I Had to Tell You About the New Roky Erickson Documentary and Tour

Sometimes the truth is stranger than fiction, a statement rarely applicable to the TMT news column. Yet, nowhere is the phrase more appropriate than when describing the bizarre life and times of psych patriarch Roky Erickson, whose experiences could literally and figuratively be described as mind-blowing. First coming to prominence in the early 1960s as founding member of The 13th Floor Elevators, who are often credited as the first psychedelic rock group, the group continued breaking new ground, playing, and recording throughout the decade. Eventually, his vocal support for marijuana and LSD proved to backfire on him, causing much police attention and ultimately leading to his arrest for a single joint. While on trial, he plead insanity rather than face a 10-year prison sentence, which also proved to backfire -- the plea got him sent to a mental hospital, and his several busted escape attempts from it got him sent to the Rusk State Hospital for the Criminally Insane.
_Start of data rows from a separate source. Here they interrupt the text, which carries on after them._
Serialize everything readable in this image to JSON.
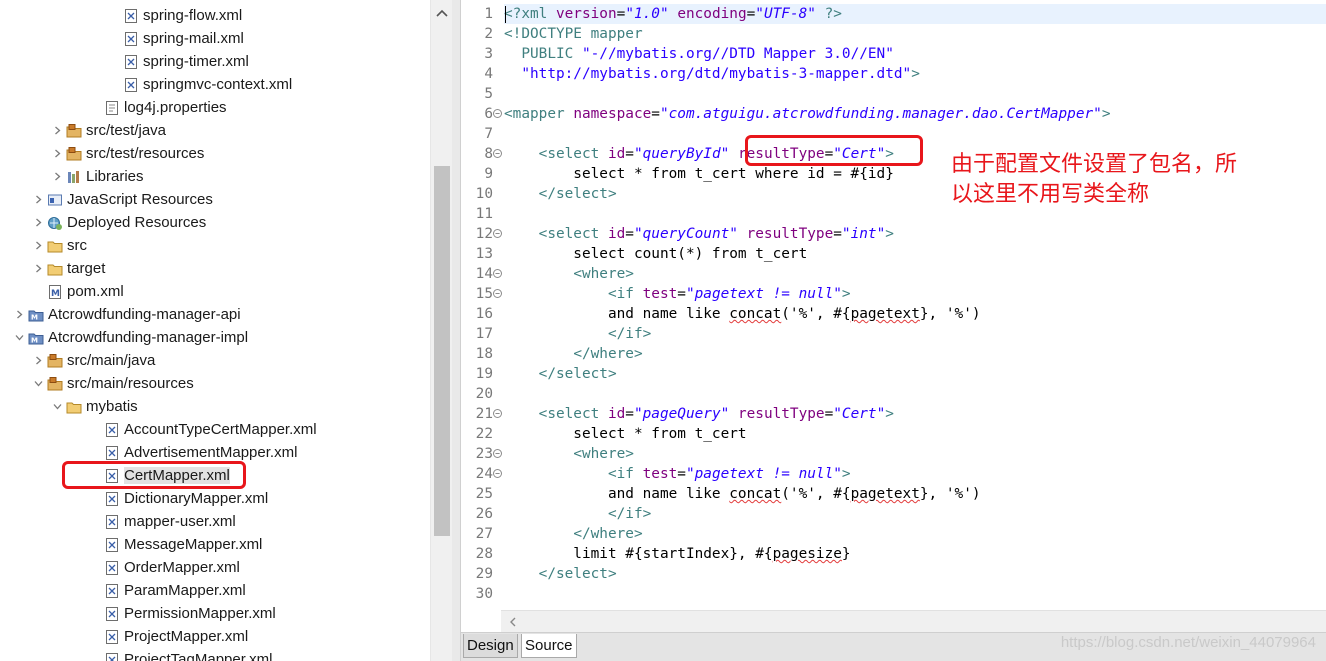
{
  "explorer": {
    "items": [
      {
        "label": "spring-flow.xml",
        "icon": "xml-file-icon",
        "depth": 5,
        "twisty": ""
      },
      {
        "label": "spring-mail.xml",
        "icon": "xml-file-icon",
        "depth": 5,
        "twisty": ""
      },
      {
        "label": "spring-timer.xml",
        "icon": "xml-file-icon",
        "depth": 5,
        "twisty": ""
      },
      {
        "label": "springmvc-context.xml",
        "icon": "xml-file-icon",
        "depth": 5,
        "twisty": ""
      },
      {
        "label": "log4j.properties",
        "icon": "properties-file-icon",
        "depth": 4,
        "twisty": ""
      },
      {
        "label": "src/test/java",
        "icon": "source-folder-icon",
        "depth": 2,
        "twisty": "collapsed"
      },
      {
        "label": "src/test/resources",
        "icon": "source-folder-icon",
        "depth": 2,
        "twisty": "collapsed"
      },
      {
        "label": "Libraries",
        "icon": "libraries-icon",
        "depth": 2,
        "twisty": "collapsed"
      },
      {
        "label": "JavaScript Resources",
        "icon": "javascript-resources-icon",
        "depth": 1,
        "twisty": "collapsed"
      },
      {
        "label": "Deployed Resources",
        "icon": "deployed-resources-icon",
        "depth": 1,
        "twisty": "collapsed"
      },
      {
        "label": "src",
        "icon": "folder-icon",
        "depth": 1,
        "twisty": "collapsed"
      },
      {
        "label": "target",
        "icon": "folder-icon",
        "depth": 1,
        "twisty": "collapsed"
      },
      {
        "label": "pom.xml",
        "icon": "maven-pom-icon",
        "depth": 1,
        "twisty": ""
      },
      {
        "label": "Atcrowdfunding-manager-api",
        "icon": "maven-project-icon",
        "depth": 0,
        "twisty": "collapsed"
      },
      {
        "label": "Atcrowdfunding-manager-impl",
        "icon": "maven-project-icon",
        "depth": 0,
        "twisty": "expanded"
      },
      {
        "label": "src/main/java",
        "icon": "source-folder-icon",
        "depth": 1,
        "twisty": "collapsed"
      },
      {
        "label": "src/main/resources",
        "icon": "source-folder-icon",
        "depth": 1,
        "twisty": "expanded"
      },
      {
        "label": "mybatis",
        "icon": "folder-icon",
        "depth": 2,
        "twisty": "expanded"
      },
      {
        "label": "AccountTypeCertMapper.xml",
        "icon": "xml-file-icon",
        "depth": 4,
        "twisty": ""
      },
      {
        "label": "AdvertisementMapper.xml",
        "icon": "xml-file-icon",
        "depth": 4,
        "twisty": ""
      },
      {
        "label": "CertMapper.xml",
        "icon": "xml-file-icon",
        "depth": 4,
        "twisty": "",
        "selected": true
      },
      {
        "label": "DictionaryMapper.xml",
        "icon": "xml-file-icon",
        "depth": 4,
        "twisty": ""
      },
      {
        "label": "mapper-user.xml",
        "icon": "xml-file-icon",
        "depth": 4,
        "twisty": ""
      },
      {
        "label": "MessageMapper.xml",
        "icon": "xml-file-icon",
        "depth": 4,
        "twisty": ""
      },
      {
        "label": "OrderMapper.xml",
        "icon": "xml-file-icon",
        "depth": 4,
        "twisty": ""
      },
      {
        "label": "ParamMapper.xml",
        "icon": "xml-file-icon",
        "depth": 4,
        "twisty": ""
      },
      {
        "label": "PermissionMapper.xml",
        "icon": "xml-file-icon",
        "depth": 4,
        "twisty": ""
      },
      {
        "label": "ProjectMapper.xml",
        "icon": "xml-file-icon",
        "depth": 4,
        "twisty": ""
      },
      {
        "label": "ProjectTagMapper.xml",
        "icon": "xml-file-icon",
        "depth": 4,
        "twisty": ""
      }
    ]
  },
  "editor": {
    "lines": [
      {
        "n": "1",
        "fold": false,
        "tokens": [
          [
            "c-tag",
            "<?xml "
          ],
          [
            "c-attr",
            "version"
          ],
          [
            "c-text",
            "="
          ],
          [
            "c-val",
            "\"1.0\""
          ],
          [
            "c-text",
            " "
          ],
          [
            "c-attr",
            "encoding"
          ],
          [
            "c-text",
            "="
          ],
          [
            "c-val",
            "\"UTF-8\""
          ],
          [
            "c-tag",
            " ?>"
          ]
        ]
      },
      {
        "n": "2",
        "fold": false,
        "tokens": [
          [
            "c-dt",
            "<!DOCTYPE mapper"
          ]
        ]
      },
      {
        "n": "3",
        "fold": false,
        "tokens": [
          [
            "c-dt",
            "  PUBLIC "
          ],
          [
            "c-str",
            "\"-//mybatis.org//DTD Mapper 3.0//EN\""
          ]
        ]
      },
      {
        "n": "4",
        "fold": false,
        "tokens": [
          [
            "c-str",
            "  \"http://mybatis.org/dtd/mybatis-3-mapper.dtd\""
          ],
          [
            "c-dt",
            ">"
          ]
        ]
      },
      {
        "n": "5",
        "fold": false,
        "tokens": []
      },
      {
        "n": "6",
        "fold": true,
        "tokens": [
          [
            "c-tag",
            "<mapper "
          ],
          [
            "c-attr",
            "namespace"
          ],
          [
            "c-text",
            "="
          ],
          [
            "c-val",
            "\"com.atguigu.atcrowdfunding.manager.dao.CertMapper\""
          ],
          [
            "c-tag",
            ">"
          ]
        ]
      },
      {
        "n": "7",
        "fold": false,
        "tokens": []
      },
      {
        "n": "8",
        "fold": true,
        "tokens": [
          [
            "c-text",
            "    "
          ],
          [
            "c-tag",
            "<select "
          ],
          [
            "c-attr",
            "id"
          ],
          [
            "c-text",
            "="
          ],
          [
            "c-val",
            "\"queryById\""
          ],
          [
            "c-text",
            " "
          ],
          [
            "c-attr",
            "resultType"
          ],
          [
            "c-text",
            "="
          ],
          [
            "c-val",
            "\"Cert\""
          ],
          [
            "c-tag",
            ">"
          ]
        ]
      },
      {
        "n": "9",
        "fold": false,
        "tokens": [
          [
            "c-text",
            "        select * from t_cert where id = #{id}"
          ]
        ]
      },
      {
        "n": "10",
        "fold": false,
        "tokens": [
          [
            "c-text",
            "    "
          ],
          [
            "c-tag",
            "</select>"
          ]
        ]
      },
      {
        "n": "11",
        "fold": false,
        "tokens": []
      },
      {
        "n": "12",
        "fold": true,
        "tokens": [
          [
            "c-text",
            "    "
          ],
          [
            "c-tag",
            "<select "
          ],
          [
            "c-attr",
            "id"
          ],
          [
            "c-text",
            "="
          ],
          [
            "c-val",
            "\"queryCount\""
          ],
          [
            "c-text",
            " "
          ],
          [
            "c-attr",
            "resultType"
          ],
          [
            "c-text",
            "="
          ],
          [
            "c-val",
            "\"int\""
          ],
          [
            "c-tag",
            ">"
          ]
        ]
      },
      {
        "n": "13",
        "fold": false,
        "tokens": [
          [
            "c-text",
            "        select count(*) from t_cert"
          ]
        ]
      },
      {
        "n": "14",
        "fold": true,
        "tokens": [
          [
            "c-text",
            "        "
          ],
          [
            "c-tag",
            "<where>"
          ]
        ]
      },
      {
        "n": "15",
        "fold": true,
        "tokens": [
          [
            "c-text",
            "            "
          ],
          [
            "c-tag",
            "<if "
          ],
          [
            "c-attr",
            "test"
          ],
          [
            "c-text",
            "="
          ],
          [
            "c-val",
            "\"pagetext != null\""
          ],
          [
            "c-tag",
            ">"
          ]
        ]
      },
      {
        "n": "16",
        "fold": false,
        "tokens": [
          [
            "c-text",
            "            and name like "
          ],
          [
            "squig",
            "concat"
          ],
          [
            "c-text",
            "('%', #{"
          ],
          [
            "squig",
            "pagetext"
          ],
          [
            "c-text",
            "}, '%')"
          ]
        ]
      },
      {
        "n": "17",
        "fold": false,
        "tokens": [
          [
            "c-text",
            "            "
          ],
          [
            "c-tag",
            "</if>"
          ]
        ]
      },
      {
        "n": "18",
        "fold": false,
        "tokens": [
          [
            "c-text",
            "        "
          ],
          [
            "c-tag",
            "</where>"
          ]
        ]
      },
      {
        "n": "19",
        "fold": false,
        "tokens": [
          [
            "c-text",
            "    "
          ],
          [
            "c-tag",
            "</select>"
          ]
        ]
      },
      {
        "n": "20",
        "fold": false,
        "tokens": []
      },
      {
        "n": "21",
        "fold": true,
        "tokens": [
          [
            "c-text",
            "    "
          ],
          [
            "c-tag",
            "<select "
          ],
          [
            "c-attr",
            "id"
          ],
          [
            "c-text",
            "="
          ],
          [
            "c-val",
            "\"pageQuery\""
          ],
          [
            "c-text",
            " "
          ],
          [
            "c-attr",
            "resultType"
          ],
          [
            "c-text",
            "="
          ],
          [
            "c-val",
            "\"Cert\""
          ],
          [
            "c-tag",
            ">"
          ]
        ]
      },
      {
        "n": "22",
        "fold": false,
        "tokens": [
          [
            "c-text",
            "        select * from t_cert"
          ]
        ]
      },
      {
        "n": "23",
        "fold": true,
        "tokens": [
          [
            "c-text",
            "        "
          ],
          [
            "c-tag",
            "<where>"
          ]
        ]
      },
      {
        "n": "24",
        "fold": true,
        "tokens": [
          [
            "c-text",
            "            "
          ],
          [
            "c-tag",
            "<if "
          ],
          [
            "c-attr",
            "test"
          ],
          [
            "c-text",
            "="
          ],
          [
            "c-val",
            "\"pagetext != null\""
          ],
          [
            "c-tag",
            ">"
          ]
        ]
      },
      {
        "n": "25",
        "fold": false,
        "tokens": [
          [
            "c-text",
            "            and name like "
          ],
          [
            "squig",
            "concat"
          ],
          [
            "c-text",
            "('%', #{"
          ],
          [
            "squig",
            "pagetext"
          ],
          [
            "c-text",
            "}, '%')"
          ]
        ]
      },
      {
        "n": "26",
        "fold": false,
        "tokens": [
          [
            "c-text",
            "            "
          ],
          [
            "c-tag",
            "</if>"
          ]
        ]
      },
      {
        "n": "27",
        "fold": false,
        "tokens": [
          [
            "c-text",
            "        "
          ],
          [
            "c-tag",
            "</where>"
          ]
        ]
      },
      {
        "n": "28",
        "fold": false,
        "tokens": [
          [
            "c-text",
            "        limit #{startIndex}, #{"
          ],
          [
            "squig",
            "pagesize"
          ],
          [
            "c-text",
            "}"
          ]
        ]
      },
      {
        "n": "29",
        "fold": false,
        "tokens": [
          [
            "c-text",
            "    "
          ],
          [
            "c-tag",
            "</select>"
          ]
        ]
      },
      {
        "n": "30",
        "fold": false,
        "tokens": []
      }
    ],
    "annotation_line1": "由于配置文件设置了包名，所",
    "annotation_line2": "以这里不用写类全称",
    "tabs": [
      {
        "label": "Design",
        "active": false
      },
      {
        "label": "Source",
        "active": true
      }
    ]
  },
  "watermark": "https://blog.csdn.net/weixin_44079964",
  "colors": {
    "annotation_red": "#e8161b",
    "tag": "#3f7f7f",
    "attribute": "#7f007f",
    "value": "#2a00ff"
  }
}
There, he was subjected to electroshock therapy and heavy doses of Thorazine. After being released, he spent the next few decades undertaking new musical projects, claiming to be an extraterrestrial, and living under the eye of his heavily religious mother (among other things). It was only after legal custody of Roky was awarded to his younger brother in 2001 that he began recovering, regaining control of his life to the point where he is now able to make music again, even playing several shows and festivals in the past and near future.

A documentary about Erickson's life, entitled You're Gonna Miss Me (via Palm Pictures), is due for a theater release on June 8 and a DVD release July 10. Note to movie producers: I think I can speak for all aspiring musicians dabbling in recreational drug use from Texas who have religious parents when I say the recent documentaries about Erickson and Daniel Johnson have not exactly been the most encouraging. Just one movie about someone not suffering from schizophrenia by their late 40s would be a serious breath of fresh air. It's difficult to complain though, because at least judging by the trailer on the film's website, this movie is going to be a much-needed retrospective on the important achievements and far-out events in the life of one of the most influential musicians of the 1960s.

But seriously, electroshock therapy?